Q. In Early Childhood Intervention programs, a professional other than an SLP (e.g., OT, PT, educator) may perform a comprehensive assessment of an infant or toddler and identify developmental delays in communication skills. Does this mean that the infant or toddler automatically qualifies for speech-language therapy?
A. No. When other professionals evaluate an infant or toddler and provide an “informed clinical opinion”, indicating the child shows a developmental delay or atypical development in the area of communication, this information may be used to determine a child’s eligibility for the ECI program. However, only the licensed SLP is authorized to diagnose a speech-language disorder and determine if the child is a candidate for speech-language therapy.
Q. May the public schools employ a substitute to fill in when the speech-language pathologist or assistant is not available?
A. The only substitute that may be employed is one who holds a current, valid speech-language pathology, intern in speech-language pathology or assistant in speech-language pathology license or one who holds the Texas Education Agency's certificate in speech and hearing therapy. Occupation Code, 401.301 requires an individual to hold a license to practice in Texas. Exemptions are listed in Sections 401.051-401.060.
Q. I have been told by my employer to keep my therapy records in such a manner as to have it appear that I have given individual therapy to children I have seen in group therapy. This helps the school district collect more money from SHARS, but this sounds like fraud to me. What will happen if my records are investigated?

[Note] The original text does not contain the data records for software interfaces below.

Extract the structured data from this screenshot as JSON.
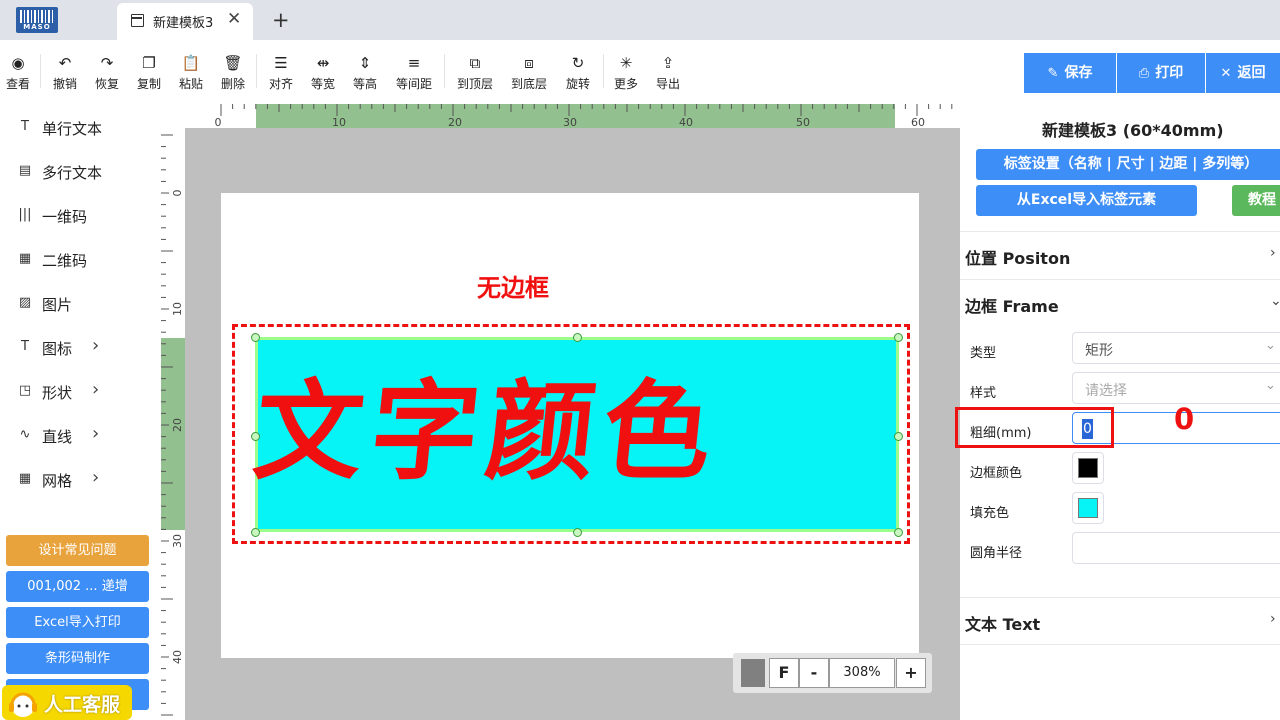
{
  "app": {
    "logo_text": "MASO",
    "tab_label": "新建模板3",
    "tab_close": "✕",
    "tab_add": "+"
  },
  "toolbar": {
    "tools": [
      {
        "label": "查看",
        "icon": "◉"
      },
      {
        "label": "撤销",
        "icon": "↶"
      },
      {
        "label": "恢复",
        "icon": "↷"
      },
      {
        "label": "复制",
        "icon": "❐"
      },
      {
        "label": "粘贴",
        "icon": "📋"
      },
      {
        "label": "删除",
        "icon": "🗑"
      },
      {
        "label": "对齐",
        "icon": "☰"
      },
      {
        "label": "等宽",
        "icon": "⇹"
      },
      {
        "label": "等高",
        "icon": "⇕"
      },
      {
        "label": "等间距",
        "icon": "≡"
      },
      {
        "label": "到顶层",
        "icon": "⧉"
      },
      {
        "label": "到底层",
        "icon": "⧈"
      },
      {
        "label": "旋转",
        "icon": "↻"
      },
      {
        "label": "更多",
        "icon": "✳"
      },
      {
        "label": "导出",
        "icon": "⇪"
      }
    ],
    "save": "保存",
    "print": "打印",
    "back": "返回",
    "save_icon": "✎",
    "print_icon": "⎙",
    "back_icon": "✕"
  },
  "components": [
    {
      "label": "单行文本",
      "icon": "T",
      "chevron": ""
    },
    {
      "label": "多行文本",
      "icon": "▤",
      "chevron": ""
    },
    {
      "label": "一维码",
      "icon": "|||",
      "chevron": ""
    },
    {
      "label": "二维码",
      "icon": "▦",
      "chevron": ""
    },
    {
      "label": "图片",
      "icon": "▨",
      "chevron": ""
    },
    {
      "label": "图标",
      "icon": "T",
      "chevron": "›"
    },
    {
      "label": "形状",
      "icon": "◳",
      "chevron": "›"
    },
    {
      "label": "直线",
      "icon": "∿",
      "chevron": "›"
    },
    {
      "label": "网格",
      "icon": "▦",
      "chevron": "›"
    }
  ],
  "help_buttons": [
    {
      "label": "设计常见问题",
      "color": "#e8a33d"
    },
    {
      "label": "001,002 ... 递增",
      "color": "#3e8ef7"
    },
    {
      "label": "Excel导入打印",
      "color": "#3e8ef7"
    },
    {
      "label": "条形码制作",
      "color": "#3e8ef7"
    },
    {
      "label": "",
      "color": "#3e8ef7"
    }
  ],
  "service_label": "人工客服",
  "ruler": {
    "h_labels": [
      "0",
      "10",
      "20",
      "30",
      "40",
      "50",
      "60"
    ],
    "v_labels": [
      "0",
      "10",
      "20",
      "30",
      "40"
    ]
  },
  "canvas": {
    "frame_label": "无边框",
    "main_text": "文字颜色",
    "fill_color": "#06f4f6",
    "text_color": "#f01010"
  },
  "zoom": {
    "fit": "F",
    "minus": "-",
    "value": "308%",
    "plus": "+"
  },
  "panel": {
    "title": "新建模板3 (60*40mm)",
    "label_settings": "标签设置（名称 | 尺寸 | 边距 | 多列等）",
    "import_excel": "从Excel导入标签元素",
    "tutorial": "教程",
    "sections": {
      "position": "位置 Positon",
      "frame": "边框 Frame",
      "text": "文本 Text"
    },
    "props": {
      "type_label": "类型",
      "type_value": "矩形",
      "style_label": "样式",
      "style_placeholder": "请选择",
      "thickness_label": "粗细(mm)",
      "thickness_value": "0",
      "border_color_label": "边框颜色",
      "border_color": "#000000",
      "fill_label": "填充色",
      "fill_color": "#06f4f6",
      "radius_label": "圆角半径",
      "radius_value": ""
    }
  },
  "annotation": {
    "number": "0"
  }
}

A. What you described is unethical and you could possibly have your license suspended if you were investigated and found in violation of the Code of Ethics. Your records must be accurate relative to the duration, dates, and type of services performed.
Q. Is a license required to practice speech-language pathology in Texas public schools?
A. The Texas Occupations Code, Chapter 401.054, states that the licensure law “does not prevent or restrict the activities and services or the use of an official title by a person who is certified in speech-language pathology by the Texas Education Agency if the person only performs speech-language pathology or audiology services as part of the person's duties within an agency, institution, or organization under the jurisdiction of the Texas Education Agency.” The Texas Education Agency no longer issues certificates in speech-language therapy, but individuals who hold a lifetime TEA certificate in speech and hearing therapy or speech-language therapy are allowed to practice in public schools without a license.